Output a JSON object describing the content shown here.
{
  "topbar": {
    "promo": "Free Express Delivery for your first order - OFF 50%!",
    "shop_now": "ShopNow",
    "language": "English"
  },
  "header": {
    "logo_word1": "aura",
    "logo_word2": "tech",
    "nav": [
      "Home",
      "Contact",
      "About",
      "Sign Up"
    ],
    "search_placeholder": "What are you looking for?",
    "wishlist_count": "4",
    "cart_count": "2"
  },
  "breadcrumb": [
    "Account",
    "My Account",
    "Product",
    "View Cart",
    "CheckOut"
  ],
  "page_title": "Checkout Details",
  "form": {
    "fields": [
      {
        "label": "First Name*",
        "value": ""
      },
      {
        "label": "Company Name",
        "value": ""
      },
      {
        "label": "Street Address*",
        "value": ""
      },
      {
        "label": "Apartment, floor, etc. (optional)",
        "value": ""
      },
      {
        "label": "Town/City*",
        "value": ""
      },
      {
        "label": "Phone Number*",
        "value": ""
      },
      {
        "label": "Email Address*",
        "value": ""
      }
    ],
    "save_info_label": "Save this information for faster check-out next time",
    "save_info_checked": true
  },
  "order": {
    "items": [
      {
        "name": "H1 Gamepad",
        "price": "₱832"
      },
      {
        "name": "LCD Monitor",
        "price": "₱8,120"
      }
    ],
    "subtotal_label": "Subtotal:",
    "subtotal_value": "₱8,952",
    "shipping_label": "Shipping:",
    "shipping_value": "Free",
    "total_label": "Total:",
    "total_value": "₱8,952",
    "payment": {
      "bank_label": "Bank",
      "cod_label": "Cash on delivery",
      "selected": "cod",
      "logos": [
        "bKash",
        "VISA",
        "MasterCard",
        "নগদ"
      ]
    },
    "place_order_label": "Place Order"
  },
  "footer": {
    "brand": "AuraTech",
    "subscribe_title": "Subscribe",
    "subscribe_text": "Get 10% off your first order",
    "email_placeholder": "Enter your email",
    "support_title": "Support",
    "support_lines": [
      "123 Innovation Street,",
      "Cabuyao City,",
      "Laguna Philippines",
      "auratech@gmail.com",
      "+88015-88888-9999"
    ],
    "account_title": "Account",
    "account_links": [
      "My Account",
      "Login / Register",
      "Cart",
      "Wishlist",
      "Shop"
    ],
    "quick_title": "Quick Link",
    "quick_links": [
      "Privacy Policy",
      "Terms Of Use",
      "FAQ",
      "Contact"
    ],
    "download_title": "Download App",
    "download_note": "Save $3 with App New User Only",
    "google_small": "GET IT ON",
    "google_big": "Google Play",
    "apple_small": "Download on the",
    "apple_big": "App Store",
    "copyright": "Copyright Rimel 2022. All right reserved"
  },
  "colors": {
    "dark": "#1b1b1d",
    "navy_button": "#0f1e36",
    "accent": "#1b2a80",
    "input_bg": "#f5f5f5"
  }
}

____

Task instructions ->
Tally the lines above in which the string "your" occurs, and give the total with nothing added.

Response ->
3